[YOUR INSTRUCTIONS]: The output should be every line below that includes the word "JSON".

Items listed in a dataset:

────

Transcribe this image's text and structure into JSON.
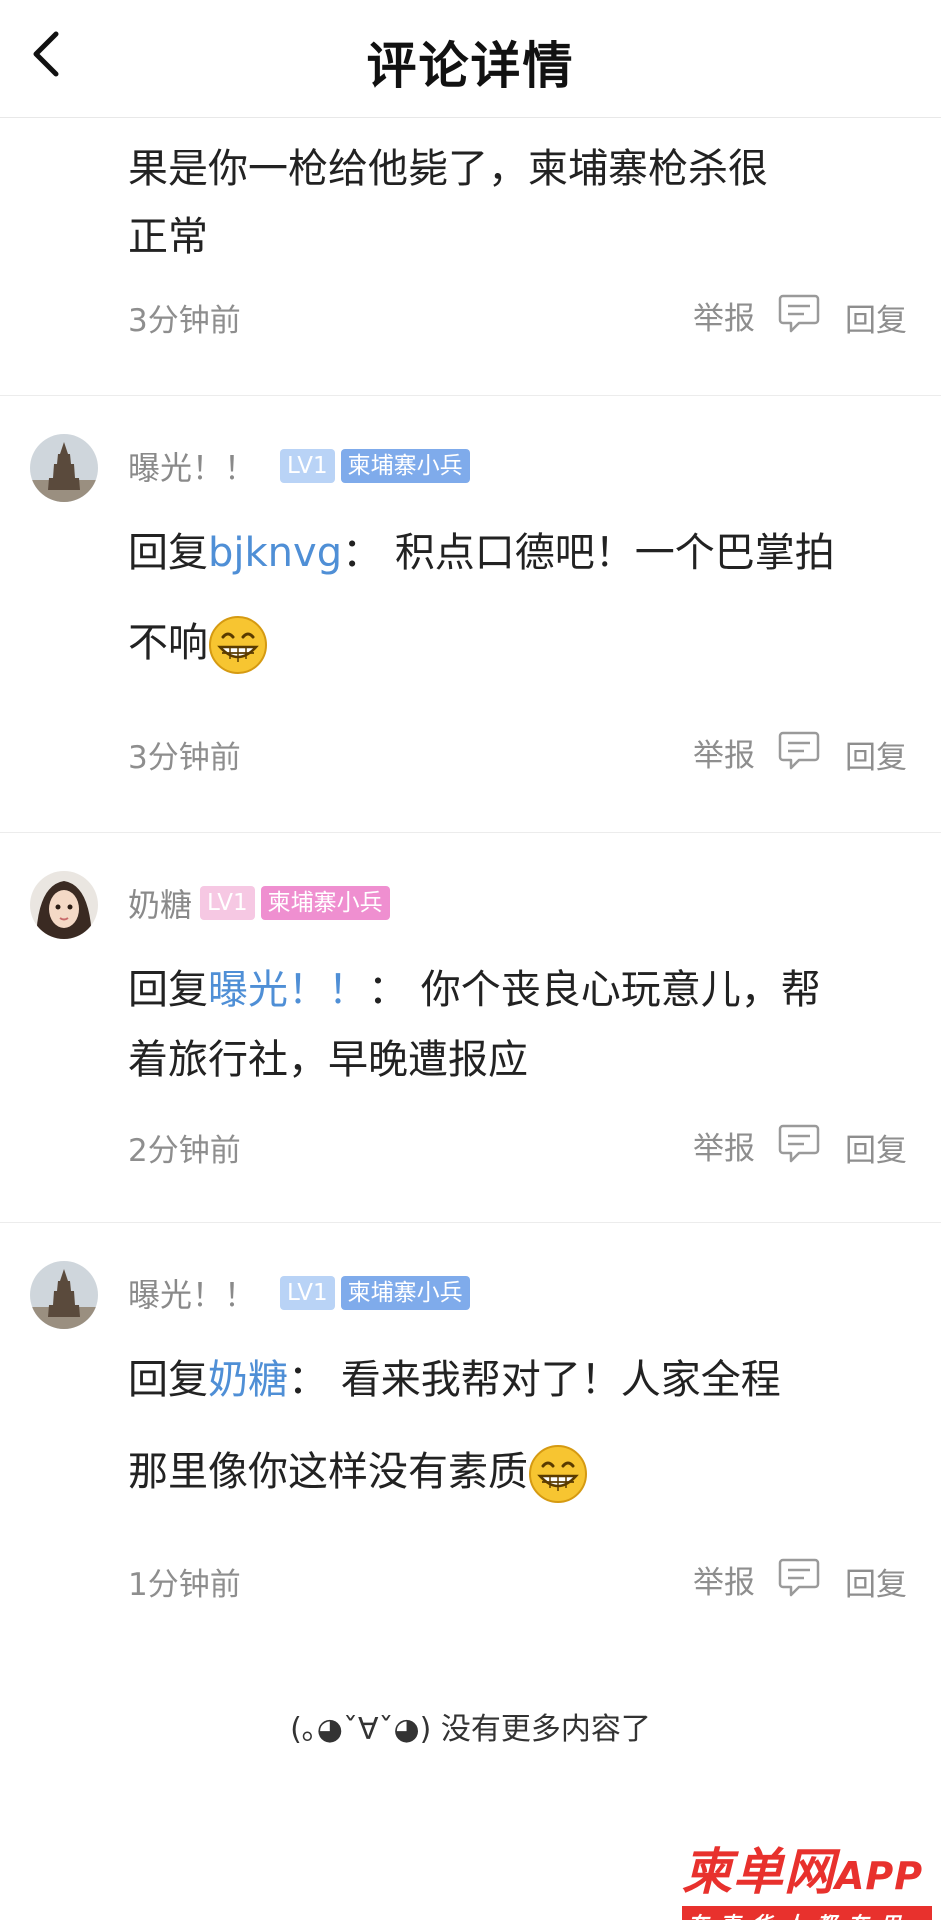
{
  "header": {
    "title": "评论详情"
  },
  "comments": [
    {
      "content_line1": "果是你一枪给他毙了，柬埔寨枪杀很",
      "content_line2": "正常",
      "time": "3分钟前",
      "report": "举报",
      "reply": "回复"
    },
    {
      "username": "曝光！！",
      "level": "LV1",
      "title": "柬埔寨小兵",
      "reply_prefix": "回复",
      "reply_to": "bjknvg",
      "colon": "：",
      "content_line1": "积点口德吧！一个巴掌拍",
      "content_line2": "不响",
      "emoji": "grin-emoji",
      "time": "3分钟前",
      "report": "举报",
      "reply": "回复"
    },
    {
      "username": "奶糖",
      "level": "LV1",
      "title": "柬埔寨小兵",
      "reply_prefix": "回复",
      "reply_to": "曝光！！",
      "colon": "：",
      "content_line1": "你个丧良心玩意儿，帮",
      "content_line2": "着旅行社，早晚遭报应",
      "time": "2分钟前",
      "report": "举报",
      "reply": "回复"
    },
    {
      "username": "曝光！！",
      "level": "LV1",
      "title": "柬埔寨小兵",
      "reply_prefix": "回复",
      "reply_to": "奶糖",
      "colon": "：",
      "content_line1": "看来我帮对了！人家全程",
      "content_line2": "那里像你这样没有素质",
      "emoji": "grin-emoji",
      "time": "1分钟前",
      "report": "举报",
      "reply": "回复"
    }
  ],
  "footer": {
    "end_text": "(｡◕ˇ∀ˇ◕) 没有更多内容了"
  },
  "watermark": {
    "brand": "柬单网",
    "app": "APP",
    "slogan": "在柬华人都在用"
  },
  "colors": {
    "reply_link": "#4f8fd6",
    "badge_blue": "#7fabeb",
    "badge_pink": "#ef8fd0",
    "brand_red": "#e8312d"
  }
}
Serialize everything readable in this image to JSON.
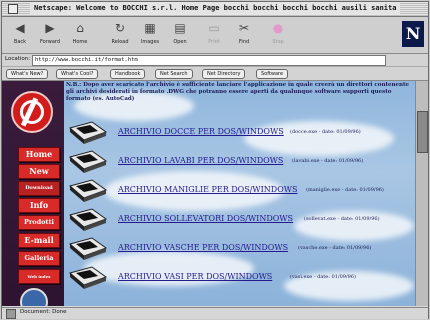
{
  "window": {
    "title": "Netscape: Welcome to BOCCHI s.r.l. Home Page bocchi bocchi bocchi bocchi ausili sanita"
  },
  "toolbar": {
    "buttons": [
      {
        "label": "Back",
        "icon": "back-arrow-icon"
      },
      {
        "label": "Forward",
        "icon": "forward-arrow-icon"
      },
      {
        "label": "Home",
        "icon": "home-icon"
      },
      {
        "label": "Reload",
        "icon": "reload-icon"
      },
      {
        "label": "Images",
        "icon": "images-icon"
      },
      {
        "label": "Open",
        "icon": "open-icon"
      },
      {
        "label": "Print",
        "icon": "print-icon"
      },
      {
        "label": "Find",
        "icon": "find-icon"
      },
      {
        "label": "Stop",
        "icon": "stop-icon"
      }
    ],
    "logo": "N"
  },
  "location": {
    "label": "Location:",
    "value": "http://www.bocchi.it/format.htm"
  },
  "directory_buttons": [
    "What's New?",
    "What's Cool?",
    "Handbook",
    "Net Search",
    "Net Directory",
    "Software"
  ],
  "sidebar": {
    "nav": [
      "Home",
      "New",
      "Download",
      "Info",
      "Prodotti",
      "E-mail",
      "Galleria",
      "Web index"
    ]
  },
  "intro_text": "N.B.: Dopo aver scaricato l'archivio è sufficiente lanciare l'applicazione in quale creerà un direttori contenente gli archivi desiderati in formato .DWG che potranno essere aperti da qualunque software supporti questo formato (es. AutoCad)",
  "archives": [
    {
      "name": "ARCHIVIO DOCCE PER DOS/WINDOWS",
      "meta": "(docce.exe - date: 01/09/96)"
    },
    {
      "name": "ARCHIVIO LAVABI PER DOS/WINDOWS",
      "meta": "(lavabi.exe - date: 01/09/96)"
    },
    {
      "name": "ARCHIVIO MANIGLIE PER DOS/WINDOWS",
      "meta": "(maniglie.exe - date: 01/09/96)"
    },
    {
      "name": "ARCHIVIO SOLLEVATORI DOS/WINDOWS",
      "meta": "(sollevat.exe - date: 01/09/96)"
    },
    {
      "name": "ARCHIVIO VASCHE PER DOS/WINDOWS",
      "meta": "(vasche.exe - date: 01/09/96)"
    },
    {
      "name": "ARCHIVIO VASI PER DOS/WINDOWS",
      "meta": "(vasi.exe - date: 01/09/96)"
    }
  ],
  "status": {
    "text": "Document: Done"
  }
}
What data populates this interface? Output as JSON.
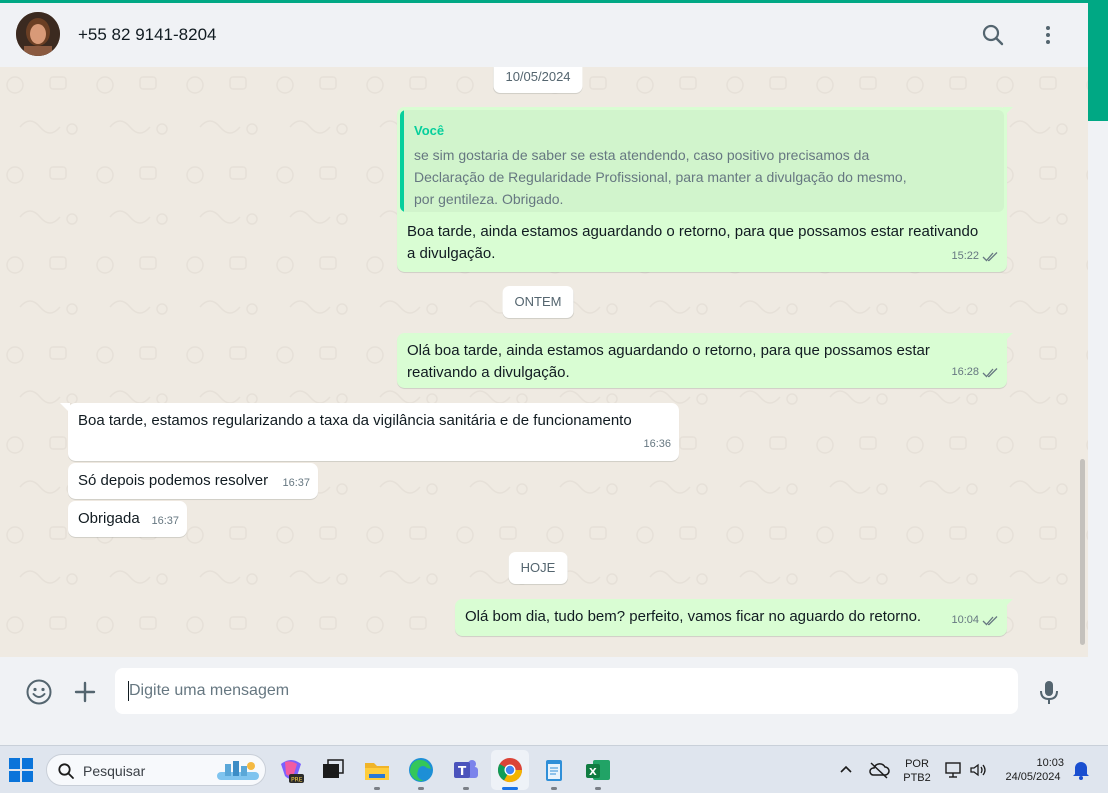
{
  "header": {
    "contact_name": "+55 82 9141-8204"
  },
  "chat": {
    "date_chips": [
      "10/05/2024",
      "ONTEM",
      "HOJE"
    ],
    "messages": [
      {
        "direction": "out",
        "quote_author": "Você",
        "quote_lines": [
          "se sim gostaria de saber se esta atendendo, caso positivo precisamos da",
          "Declaração de Regularidade Profissional, para manter a divulgação do mesmo,",
          "por gentileza. Obrigado."
        ],
        "lines": [
          "Boa tarde, ainda estamos aguardando o retorno, para que possamos estar reativando",
          "a divulgação."
        ],
        "time": "15:22",
        "status": "read"
      },
      {
        "direction": "out",
        "lines": [
          "Olá boa tarde, ainda estamos aguardando o retorno, para que possamos estar",
          "reativando a divulgação."
        ],
        "time": "16:28",
        "status": "read"
      },
      {
        "direction": "in",
        "lines": [
          "Boa tarde, estamos regularizando a taxa da vigilância sanitária e de funcionamento"
        ],
        "time": "16:36"
      },
      {
        "direction": "in",
        "lines": [
          "Só depois podemos resolver"
        ],
        "time": "16:37"
      },
      {
        "direction": "in",
        "lines": [
          "Obrigada"
        ],
        "time": "16:37"
      },
      {
        "direction": "out",
        "lines": [
          "Olá bom dia, tudo bem? perfeito, vamos ficar no aguardo do retorno."
        ],
        "time": "10:04",
        "status": "read"
      }
    ]
  },
  "composer": {
    "placeholder": "Digite uma mensagem"
  },
  "taskbar": {
    "search_label": "Pesquisar",
    "language_line1": "POR",
    "language_line2": "PTB2",
    "time": "10:03",
    "date": "24/05/2024"
  },
  "colors": {
    "accent": "#00a884",
    "outgoing_bubble": "#d9fdd3",
    "incoming_bubble": "#ffffff",
    "chat_background": "#efeae2",
    "read_ticks": "#667781"
  }
}
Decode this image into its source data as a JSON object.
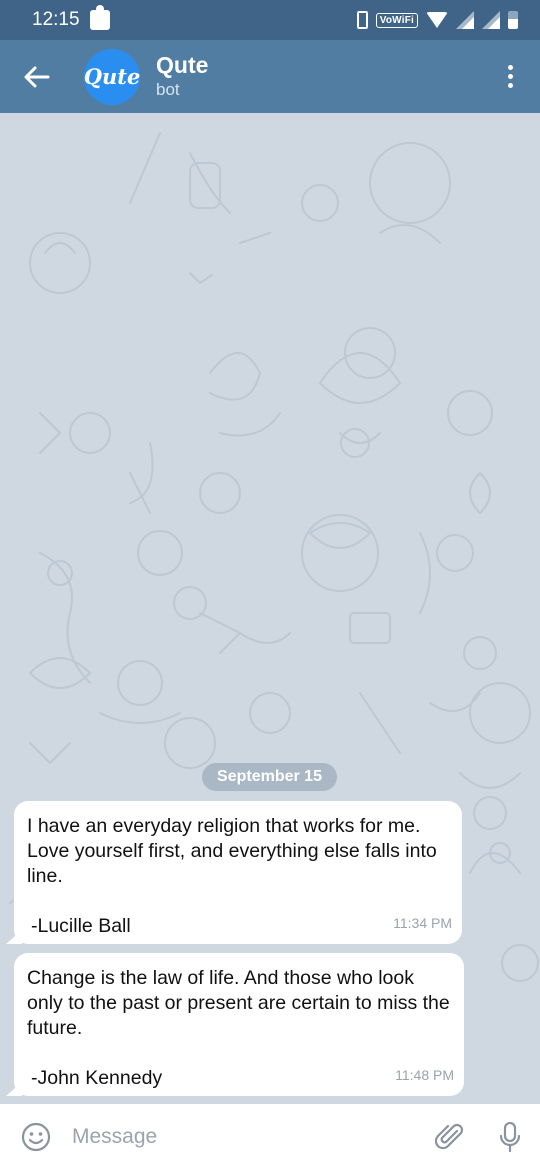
{
  "status_bar": {
    "time": "12:15",
    "vowifi": "VoWiFi"
  },
  "header": {
    "title": "Qute",
    "subtitle": "bot",
    "avatar_text": "Qute"
  },
  "date_separator": "September 15",
  "messages": [
    {
      "text": "I have an everyday religion that works for me. Love yourself first, and everything else falls into line.",
      "author": "-Lucille Ball",
      "time": "11:34 PM"
    },
    {
      "text": "Change is the law of life. And those who look only to the past or present are certain to miss the future.",
      "author": "-John Kennedy",
      "time": "11:48 PM"
    }
  ],
  "input": {
    "placeholder": "Message"
  },
  "colors": {
    "status_bar": "#406487",
    "header": "#527da3",
    "avatar": "#2a8ef0",
    "chat_bg": "#cfd8e0",
    "date_pill": "#a9b8c4"
  }
}
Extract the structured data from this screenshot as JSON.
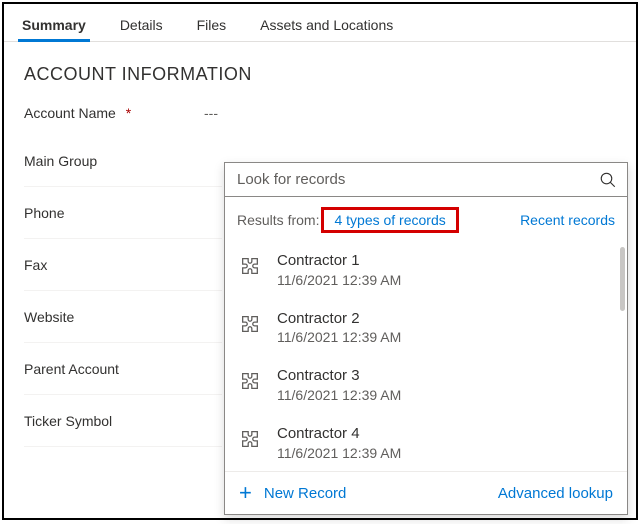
{
  "tabs": [
    "Summary",
    "Details",
    "Files",
    "Assets and Locations"
  ],
  "active_tab": 0,
  "section_title": "ACCOUNT INFORMATION",
  "fields": {
    "account_name": {
      "label": "Account Name",
      "required": true,
      "value": "---"
    },
    "main_group": {
      "label": "Main Group"
    },
    "phone": {
      "label": "Phone"
    },
    "fax": {
      "label": "Fax"
    },
    "website": {
      "label": "Website"
    },
    "parent": {
      "label": "Parent Account"
    },
    "ticker": {
      "label": "Ticker Symbol"
    }
  },
  "lookup": {
    "placeholder": "Look for records",
    "results_from_label": "Results from:",
    "types_link": "4 types of records",
    "recent_label": "Recent records",
    "items": [
      {
        "title": "Contractor 1",
        "sub": "11/6/2021 12:39 AM"
      },
      {
        "title": "Contractor 2",
        "sub": "11/6/2021 12:39 AM"
      },
      {
        "title": "Contractor 3",
        "sub": "11/6/2021 12:39 AM"
      },
      {
        "title": "Contractor 4",
        "sub": "11/6/2021 12:39 AM"
      }
    ],
    "new_record_label": "New Record",
    "advanced_lookup_label": "Advanced lookup"
  }
}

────

[RESPONSE BELOW]:
Transcribe this image's text and structure into JSON.
Serialize everything readable in this image to JSON.
What data populates this interface? Output as JSON.
Decode this image into its source data as a JSON object.
Extract the structured data from this screenshot as JSON.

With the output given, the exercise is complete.